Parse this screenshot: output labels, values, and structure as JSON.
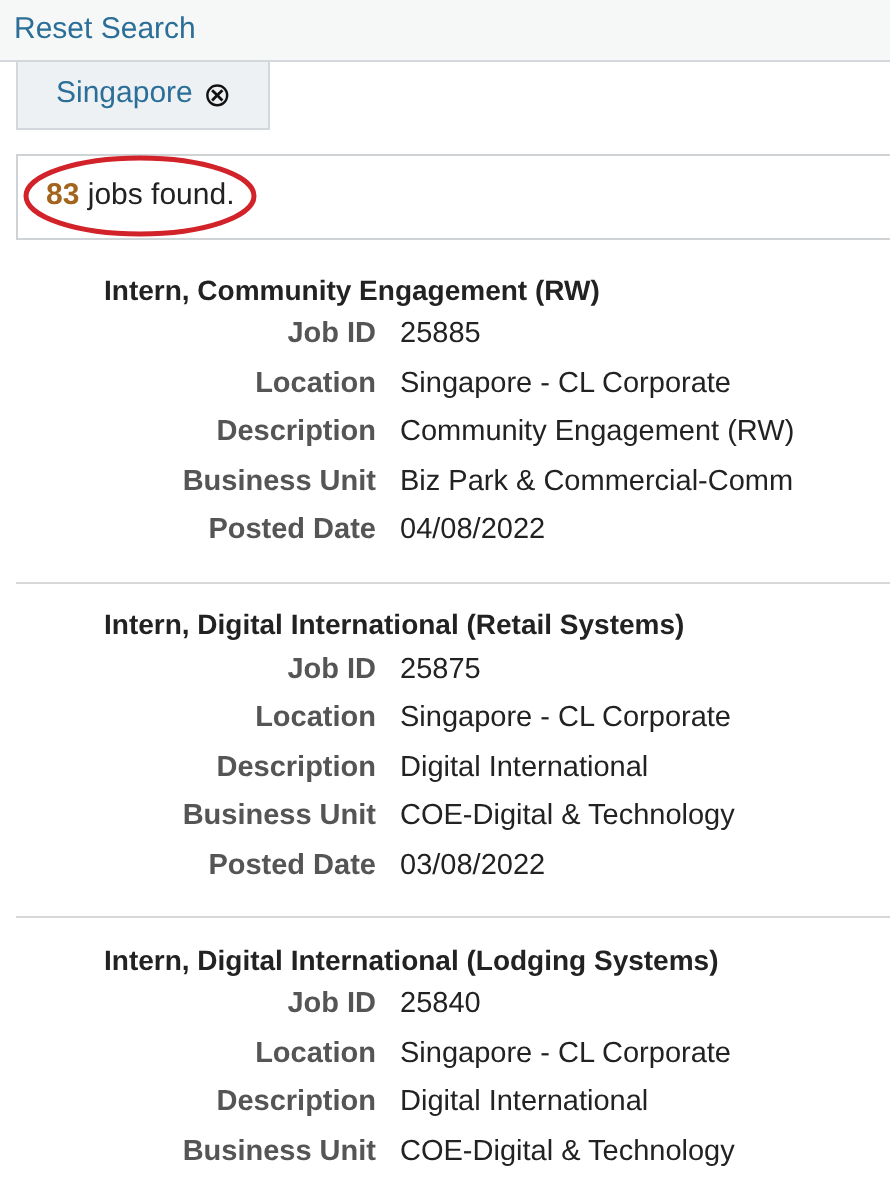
{
  "reset_link": "Reset Search",
  "filters": [
    {
      "label": "Singapore",
      "remove_icon": "⊗"
    }
  ],
  "results": {
    "count": "83",
    "text": "jobs found."
  },
  "jobs": [
    {
      "title": "Intern, Community Engagement (RW)",
      "fields": [
        {
          "label": "Job ID",
          "value": "25885"
        },
        {
          "label": "Location",
          "value": "Singapore - CL Corporate"
        },
        {
          "label": "Description",
          "value": "Community Engagement (RW)"
        },
        {
          "label": "Business Unit",
          "value": "Biz Park & Commercial-Comm"
        },
        {
          "label": "Posted Date",
          "value": "04/08/2022"
        }
      ]
    },
    {
      "title": "Intern, Digital International (Retail Systems)",
      "fields": [
        {
          "label": "Job ID",
          "value": "25875"
        },
        {
          "label": "Location",
          "value": "Singapore - CL Corporate"
        },
        {
          "label": "Description",
          "value": "Digital International"
        },
        {
          "label": "Business Unit",
          "value": "COE-Digital & Technology"
        },
        {
          "label": "Posted Date",
          "value": "03/08/2022"
        }
      ]
    },
    {
      "title": "Intern, Digital International (Lodging Systems)",
      "fields": [
        {
          "label": "Job ID",
          "value": "25840"
        },
        {
          "label": "Location",
          "value": "Singapore - CL Corporate"
        },
        {
          "label": "Description",
          "value": "Digital International"
        },
        {
          "label": "Business Unit",
          "value": "COE-Digital & Technology"
        }
      ]
    }
  ]
}
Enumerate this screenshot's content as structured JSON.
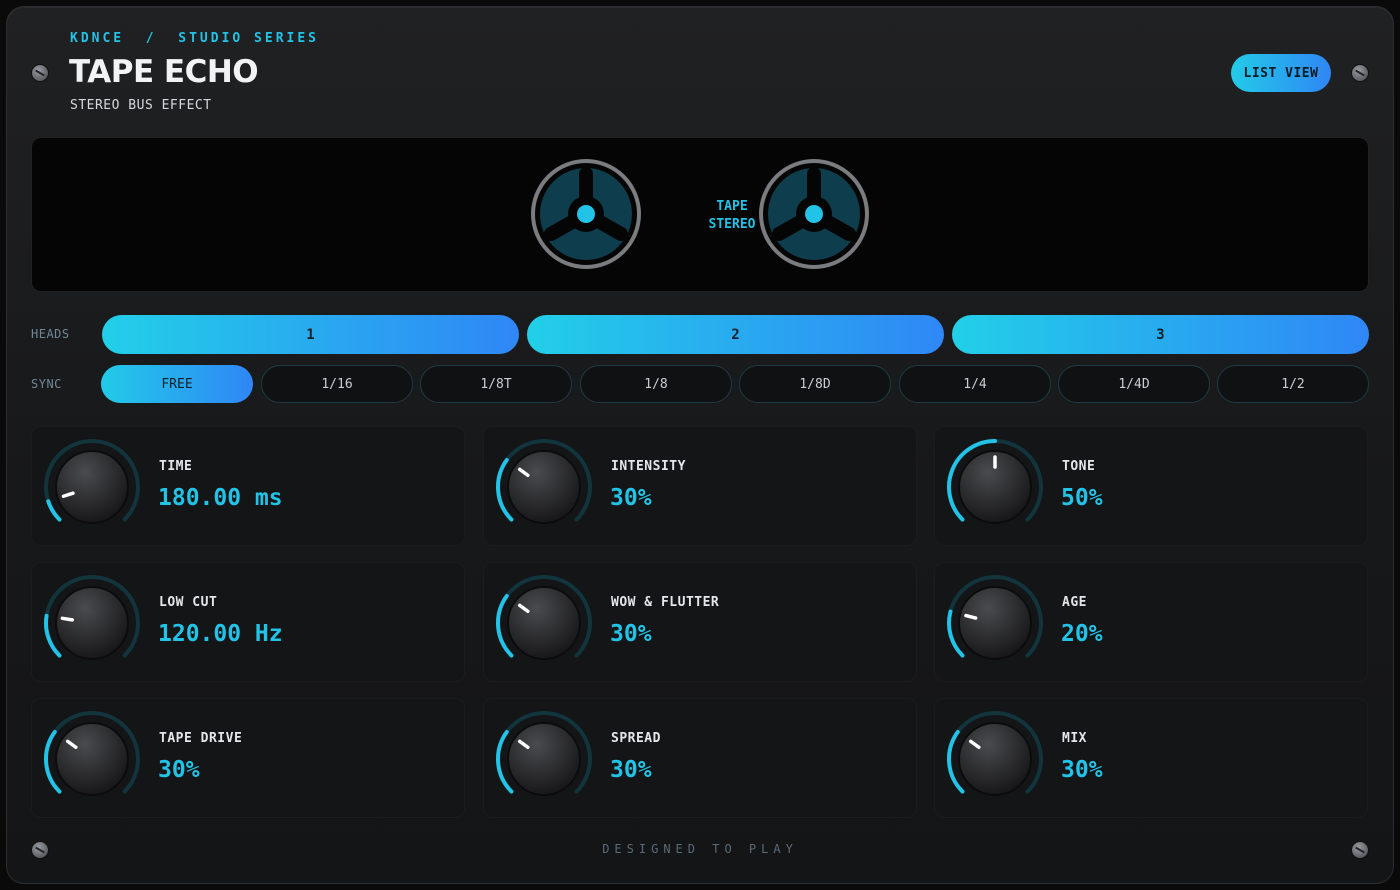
{
  "header": {
    "brand": "KDNCE  /  STUDIO SERIES",
    "title": "TAPE ECHO",
    "subtitle": "STEREO BUS EFFECT",
    "list_view_label": "LIST VIEW"
  },
  "display": {
    "tape_line1": "TAPE",
    "tape_line2": "STEREO"
  },
  "heads": {
    "label": "HEADS",
    "options": [
      "1",
      "2",
      "3"
    ]
  },
  "sync": {
    "label": "SYNC",
    "options": [
      "FREE",
      "1/16",
      "1/8T",
      "1/8",
      "1/8D",
      "1/4",
      "1/4D",
      "1/2"
    ],
    "selected": "FREE"
  },
  "params": [
    {
      "label": "TIME",
      "value": "180.00 ms",
      "level": 0.1
    },
    {
      "label": "INTENSITY",
      "value": "30%",
      "level": 0.3
    },
    {
      "label": "TONE",
      "value": "50%",
      "level": 0.5
    },
    {
      "label": "LOW CUT",
      "value": "120.00 Hz",
      "level": 0.2
    },
    {
      "label": "WOW & FLUTTER",
      "value": "30%",
      "level": 0.3
    },
    {
      "label": "AGE",
      "value": "20%",
      "level": 0.22
    },
    {
      "label": "TAPE DRIVE",
      "value": "30%",
      "level": 0.3
    },
    {
      "label": "SPREAD",
      "value": "30%",
      "level": 0.3
    },
    {
      "label": "MIX",
      "value": "30%",
      "level": 0.3
    }
  ],
  "footer": "DESIGNED TO PLAY",
  "colors": {
    "accent": "#22c3e6",
    "accent_gradient_end": "#2f86f5",
    "track": "#12343d",
    "panel": "#141517"
  }
}
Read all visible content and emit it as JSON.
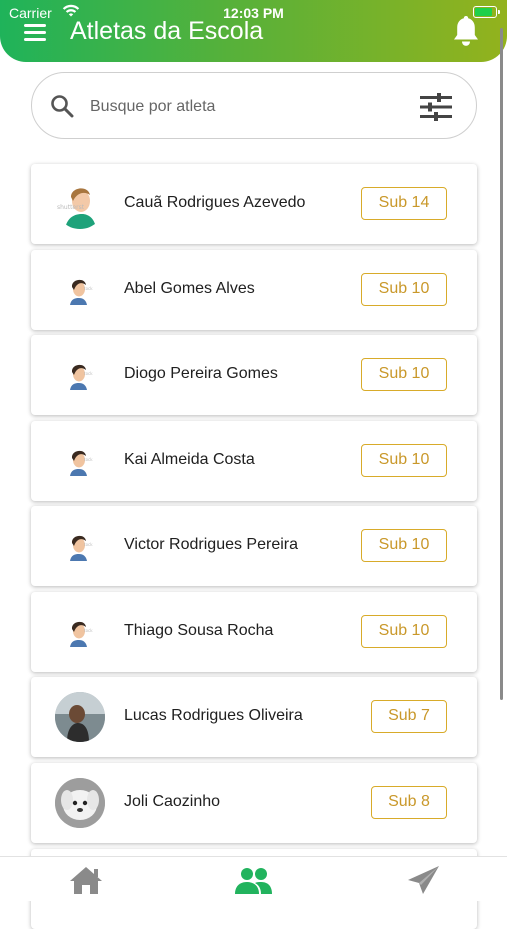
{
  "status_bar": {
    "carrier": "Carrier",
    "time": "12:03 PM"
  },
  "header": {
    "title": "Atletas da Escola"
  },
  "search": {
    "placeholder": "Busque por atleta",
    "value": ""
  },
  "athletes": [
    {
      "name": "Cauã Rodrigues Azevedo",
      "category": "Sub 14",
      "avatar": "illustration-avatar"
    },
    {
      "name": "Abel Gomes Alves",
      "category": "Sub 10",
      "avatar": "illustration-avatar"
    },
    {
      "name": "Diogo Pereira Gomes",
      "category": "Sub 10",
      "avatar": "illustration-avatar"
    },
    {
      "name": "Kai Almeida Costa",
      "category": "Sub 10",
      "avatar": "illustration-avatar"
    },
    {
      "name": "Victor Rodrigues Pereira",
      "category": "Sub 10",
      "avatar": "illustration-avatar"
    },
    {
      "name": "Thiago Sousa Rocha",
      "category": "Sub 10",
      "avatar": "illustration-avatar"
    },
    {
      "name": "Lucas Rodrigues Oliveira",
      "category": "Sub 7",
      "avatar": "photo-avatar"
    },
    {
      "name": "Joli Caozinho",
      "category": "Sub 8",
      "avatar": "dog-photo-avatar"
    }
  ],
  "bottom_nav": {
    "items": [
      {
        "icon": "home-icon",
        "active": false
      },
      {
        "icon": "users-icon",
        "active": true
      },
      {
        "icon": "send-icon",
        "active": false
      }
    ]
  },
  "colors": {
    "header_gradient_start": "#1fb35a",
    "header_gradient_end": "#93b21d",
    "badge_gold": "#d8ab2a",
    "nav_active": "#22b35e",
    "nav_inactive": "#8a8a8a"
  }
}
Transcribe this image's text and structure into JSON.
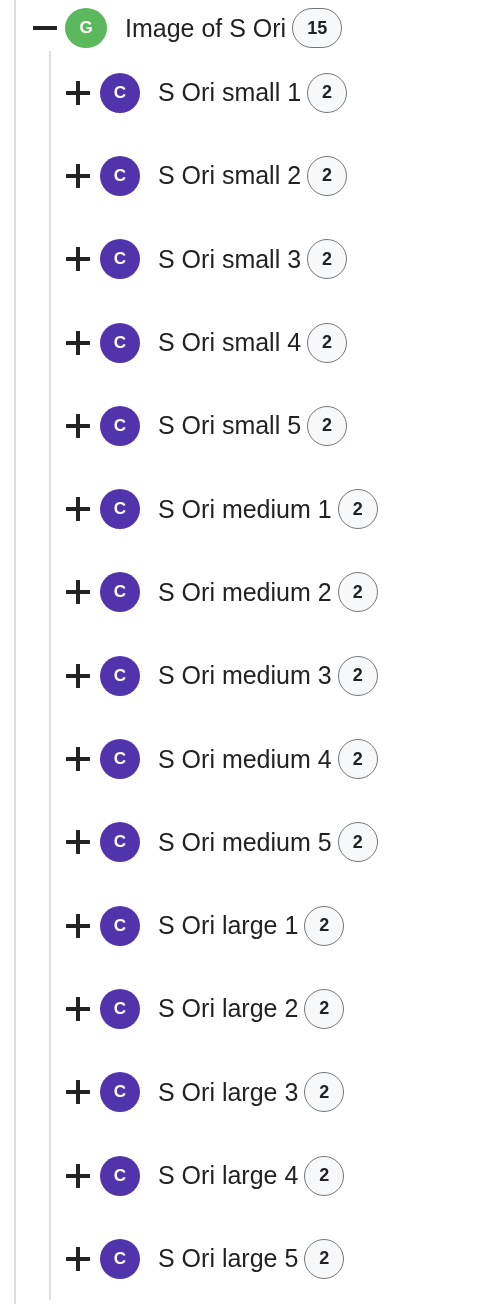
{
  "tree": {
    "label": "Image of S Ori",
    "type_letter": "G",
    "color": "#5cb85c",
    "count": "15",
    "expanded": true,
    "children": [
      {
        "label": "S Ori small 1",
        "type_letter": "C",
        "color": "#5133ab",
        "count": "2",
        "expanded": false
      },
      {
        "label": "S Ori small 2",
        "type_letter": "C",
        "color": "#5133ab",
        "count": "2",
        "expanded": false
      },
      {
        "label": "S Ori small 3",
        "type_letter": "C",
        "color": "#5133ab",
        "count": "2",
        "expanded": false
      },
      {
        "label": "S Ori small 4",
        "type_letter": "C",
        "color": "#5133ab",
        "count": "2",
        "expanded": false
      },
      {
        "label": "S Ori small 5",
        "type_letter": "C",
        "color": "#5133ab",
        "count": "2",
        "expanded": false
      },
      {
        "label": "S Ori medium 1",
        "type_letter": "C",
        "color": "#5133ab",
        "count": "2",
        "expanded": false
      },
      {
        "label": "S Ori medium 2",
        "type_letter": "C",
        "color": "#5133ab",
        "count": "2",
        "expanded": false
      },
      {
        "label": "S Ori medium 3",
        "type_letter": "C",
        "color": "#5133ab",
        "count": "2",
        "expanded": false
      },
      {
        "label": "S Ori medium 4",
        "type_letter": "C",
        "color": "#5133ab",
        "count": "2",
        "expanded": false
      },
      {
        "label": "S Ori medium 5",
        "type_letter": "C",
        "color": "#5133ab",
        "count": "2",
        "expanded": false
      },
      {
        "label": "S Ori large 1",
        "type_letter": "C",
        "color": "#5133ab",
        "count": "2",
        "expanded": false
      },
      {
        "label": "S Ori large 2",
        "type_letter": "C",
        "color": "#5133ab",
        "count": "2",
        "expanded": false
      },
      {
        "label": "S Ori large 3",
        "type_letter": "C",
        "color": "#5133ab",
        "count": "2",
        "expanded": false
      },
      {
        "label": "S Ori large 4",
        "type_letter": "C",
        "color": "#5133ab",
        "count": "2",
        "expanded": false
      },
      {
        "label": "S Ori large 5",
        "type_letter": "C",
        "color": "#5133ab",
        "count": "2",
        "expanded": false
      }
    ]
  }
}
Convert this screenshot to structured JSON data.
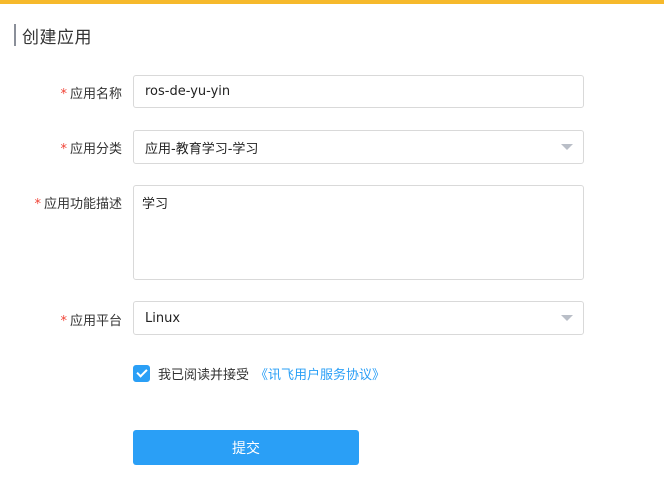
{
  "colors": {
    "top_bar": "#f6b92b",
    "primary": "#2a9ff6",
    "required": "#f04134",
    "link": "#2a9ff6"
  },
  "header": {
    "title": "创建应用"
  },
  "form": {
    "required_mark": "*",
    "app_name": {
      "label": "应用名称",
      "value": "ros-de-yu-yin"
    },
    "app_category": {
      "label": "应用分类",
      "selected": "应用-教育学习-学习",
      "icon": "chevron-down-icon"
    },
    "app_description": {
      "label": "应用功能描述",
      "value": "学习"
    },
    "app_platform": {
      "label": "应用平台",
      "selected": "Linux",
      "icon": "chevron-down-icon"
    },
    "agreement": {
      "checked": true,
      "text": "我已阅读并接受",
      "link_text": "《讯飞用户服务协议》"
    },
    "submit_label": "提交"
  }
}
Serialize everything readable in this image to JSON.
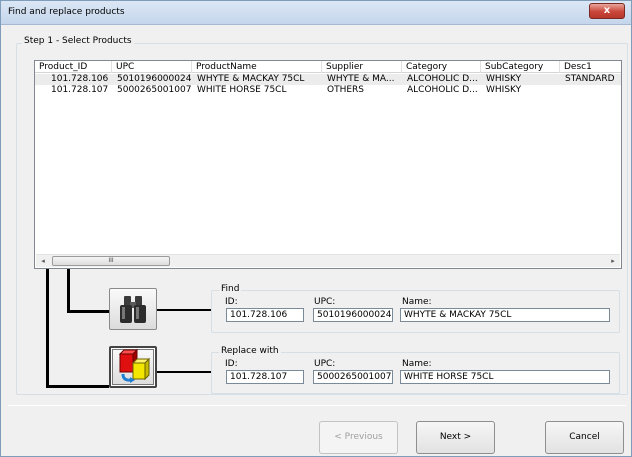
{
  "window": {
    "title": "Find and replace products",
    "close_glyph": "x"
  },
  "step1": {
    "legend": "Step 1 - Select Products",
    "columns": [
      "Product_ID",
      "UPC",
      "ProductName",
      "Supplier",
      "Category",
      "SubCategory",
      "Desc1"
    ],
    "rows": [
      [
        "101.728.106",
        "5010196000024",
        "WHYTE & MACKAY 75CL",
        "WHYTE & MA...",
        "ALCOHOLIC D...",
        "WHISKY",
        "STANDARD"
      ],
      [
        "101.728.107",
        "5000265001007",
        "WHITE HORSE 75CL",
        "OTHERS",
        "ALCOHOLIC D...",
        "WHISKY",
        ""
      ]
    ],
    "scroll": {
      "left_arrow": "◂",
      "right_arrow": "▸",
      "thumb_grip": "III"
    }
  },
  "find": {
    "legend": "Find",
    "id_label": "ID:",
    "upc_label": "UPC:",
    "name_label": "Name:",
    "id_value": "101.728.106",
    "upc_value": "5010196000024",
    "name_value": "WHYTE & MACKAY 75CL",
    "icon": "binoculars-icon"
  },
  "replace": {
    "legend": "Replace with",
    "id_label": "ID:",
    "upc_label": "UPC:",
    "name_label": "Name:",
    "id_value": "101.728.107",
    "upc_value": "5000265001007",
    "name_value": "WHITE HORSE 75CL",
    "icon": "replace-icon"
  },
  "buttons": {
    "previous": "< Previous",
    "next": "Next >",
    "cancel": "Cancel"
  }
}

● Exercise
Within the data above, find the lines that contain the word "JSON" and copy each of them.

● Reply to the task
Parse this screenshot: output labels, values, and structure as JSON.
Enumerate this screenshot's content as structured JSON.
Read all visible content and emit it as JSON.
Transcribe this image's text and structure into JSON.
Convert this screenshot to structured JSON data.
Serialize everything readable in this image to JSON.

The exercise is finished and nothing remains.